The initial damage resulted from the dramatic drop in equities, although when stocks recovered and stabilized (sort of), credit continued to leak wider under the weight of new supply. Despite the poor tone, issuers (perhaps concerned about rising rates) sold $9.6B in the primary market (2nd highest February issuance in history), with the vast majority coming at the tail end of the month. This led to the market being overfed in a short period of time, particularly as US bond funds/ETFs experienced large redemptions, forcing managers to liquidate holdings. We don’t believe Canadian managers are experiencing significant redemptions. However, the situation south of the border kept some people on the sidelines. The dynamic in the marketplace meant there was no place to hide, as even normally ‘safe’ short maturity bonds were pressured wider as well.
After January’s solid rally in credit, we had trimmed longer maturity positions preferring to concentrate in the two-year and under space. Throughout February we used pockets of liquidity to reduce risk further and add to hedging positions.

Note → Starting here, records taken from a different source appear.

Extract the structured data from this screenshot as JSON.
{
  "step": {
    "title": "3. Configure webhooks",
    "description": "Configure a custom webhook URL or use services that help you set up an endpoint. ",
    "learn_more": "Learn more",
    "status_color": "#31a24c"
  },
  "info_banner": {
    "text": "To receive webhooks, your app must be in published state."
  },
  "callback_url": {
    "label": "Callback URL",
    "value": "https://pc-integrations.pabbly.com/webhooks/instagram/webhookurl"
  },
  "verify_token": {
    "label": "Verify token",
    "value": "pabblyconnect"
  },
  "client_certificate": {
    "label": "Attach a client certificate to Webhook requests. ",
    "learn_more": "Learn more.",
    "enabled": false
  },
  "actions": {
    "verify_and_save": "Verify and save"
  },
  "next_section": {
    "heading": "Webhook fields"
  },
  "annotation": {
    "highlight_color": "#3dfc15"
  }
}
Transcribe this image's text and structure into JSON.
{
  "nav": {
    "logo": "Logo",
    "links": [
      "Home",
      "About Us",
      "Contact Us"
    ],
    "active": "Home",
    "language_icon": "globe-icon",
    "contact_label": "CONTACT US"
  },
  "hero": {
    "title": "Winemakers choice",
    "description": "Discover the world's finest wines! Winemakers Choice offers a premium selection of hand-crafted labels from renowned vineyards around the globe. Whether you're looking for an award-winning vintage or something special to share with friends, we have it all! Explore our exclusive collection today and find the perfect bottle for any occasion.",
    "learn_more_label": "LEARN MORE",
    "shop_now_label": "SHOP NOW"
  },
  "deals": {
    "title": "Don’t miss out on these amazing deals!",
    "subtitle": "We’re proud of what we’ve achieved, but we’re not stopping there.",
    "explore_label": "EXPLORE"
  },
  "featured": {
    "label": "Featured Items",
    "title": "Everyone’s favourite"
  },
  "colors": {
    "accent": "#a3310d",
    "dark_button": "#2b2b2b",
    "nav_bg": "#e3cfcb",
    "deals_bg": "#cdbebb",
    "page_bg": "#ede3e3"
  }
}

Although we did not give back all of January’s gains, the fund was down 45bps this month.
Given the turmoil in the markets, any forward-looking views should be taken with a grain of salt, and we remain prepared to adapt to changing situations. Accordingly, we continue to maintain a more defensive and flexible posture but are mindful that volatility can create some interesting opportunities. With that in mind, there are a few particular developments that we are watching closely.
One of which is how well the flood of M&A related new issuance from CVS and Choice REIT is digested. Also, high on our radar are the inflows and outflows from bond funds and ETFs, which will determine the buying or selling pressure exerted by traditional asset managers. Furthermore, with the rise in interest rates the all-in yields of the 5y space have become particularly attractive, therefore, we are monitoring further term extension from the long only crowd, as they move from shorter to longer-dated securities.
As always, one eye must be kept on the chaos within the White House as protectionist threats at month-end led to another risk-off move. With equities already in a fragile state, we are hopeful to get a more rational direction in trade policy from the U.S. administration but remain cautious of the headline risk that can come from 4 am tweets.
Despite the negativity pervading the markets, higher credit spreads do not seem to be attributed to fears that a recession is looming. Instead, it appears that investors are reassessing valuations and are struggling to digest a deluge of issuance. The silver lining is that widening episodes set the conditions for better prospective returns either because carry improves or spreads narrow.
The big picture view remains the same. Global growth remains strong enough to prompt central banks to move away from monetary stimulus. The risk is that US yields move higher than most people expect. Fortunately, Canadian rates shouldn’t move as much. A potential creeping trade war with our largest trading partner, high personal debt levels, and an uncertain housing market will likely temper the Bank of Canada’s enthusiasm to pursue multiple rate hikes this year. The Federal Reserve will likely deliver three or four more hikes in 2018, while the Bank of Canada might just have one more left to do.
The Algonquin Team